> **Task to complete**
Count the lines in the following data that include "https". Please write only the number.

Content starts

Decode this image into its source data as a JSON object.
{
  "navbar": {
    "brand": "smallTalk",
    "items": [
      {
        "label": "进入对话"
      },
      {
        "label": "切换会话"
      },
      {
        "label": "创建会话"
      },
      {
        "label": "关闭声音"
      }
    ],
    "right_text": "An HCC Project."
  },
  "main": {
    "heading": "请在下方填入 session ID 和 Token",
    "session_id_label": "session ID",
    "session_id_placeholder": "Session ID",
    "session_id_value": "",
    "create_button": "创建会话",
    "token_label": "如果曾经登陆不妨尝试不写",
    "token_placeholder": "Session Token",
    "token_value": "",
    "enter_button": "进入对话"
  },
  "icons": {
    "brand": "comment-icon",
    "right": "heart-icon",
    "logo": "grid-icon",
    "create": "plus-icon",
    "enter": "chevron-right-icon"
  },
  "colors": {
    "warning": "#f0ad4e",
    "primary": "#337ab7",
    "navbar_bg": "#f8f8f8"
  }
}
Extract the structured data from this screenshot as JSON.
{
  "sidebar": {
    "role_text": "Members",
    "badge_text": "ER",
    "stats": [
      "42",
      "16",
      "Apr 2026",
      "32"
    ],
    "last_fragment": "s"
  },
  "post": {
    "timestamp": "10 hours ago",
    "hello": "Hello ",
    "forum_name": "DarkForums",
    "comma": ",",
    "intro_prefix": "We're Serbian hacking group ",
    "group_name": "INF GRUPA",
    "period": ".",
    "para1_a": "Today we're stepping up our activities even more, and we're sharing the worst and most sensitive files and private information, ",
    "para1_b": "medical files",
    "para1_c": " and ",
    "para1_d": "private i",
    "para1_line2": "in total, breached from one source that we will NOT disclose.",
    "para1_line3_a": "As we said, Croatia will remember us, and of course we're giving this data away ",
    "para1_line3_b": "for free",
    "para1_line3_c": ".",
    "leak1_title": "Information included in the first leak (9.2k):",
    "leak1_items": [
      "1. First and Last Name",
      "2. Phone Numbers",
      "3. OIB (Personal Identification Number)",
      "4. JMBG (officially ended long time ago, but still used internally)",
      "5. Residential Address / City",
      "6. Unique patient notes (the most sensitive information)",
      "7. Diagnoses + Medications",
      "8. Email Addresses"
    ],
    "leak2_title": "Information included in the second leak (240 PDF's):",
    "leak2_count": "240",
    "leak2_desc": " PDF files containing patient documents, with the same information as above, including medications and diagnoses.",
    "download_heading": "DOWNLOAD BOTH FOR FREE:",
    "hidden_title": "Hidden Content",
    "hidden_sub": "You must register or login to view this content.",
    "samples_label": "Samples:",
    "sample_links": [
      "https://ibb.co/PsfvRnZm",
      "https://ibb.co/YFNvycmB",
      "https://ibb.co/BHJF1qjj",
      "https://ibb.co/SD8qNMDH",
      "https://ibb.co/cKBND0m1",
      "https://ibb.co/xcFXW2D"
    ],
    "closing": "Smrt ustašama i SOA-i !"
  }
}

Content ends

> **Exercise result**
6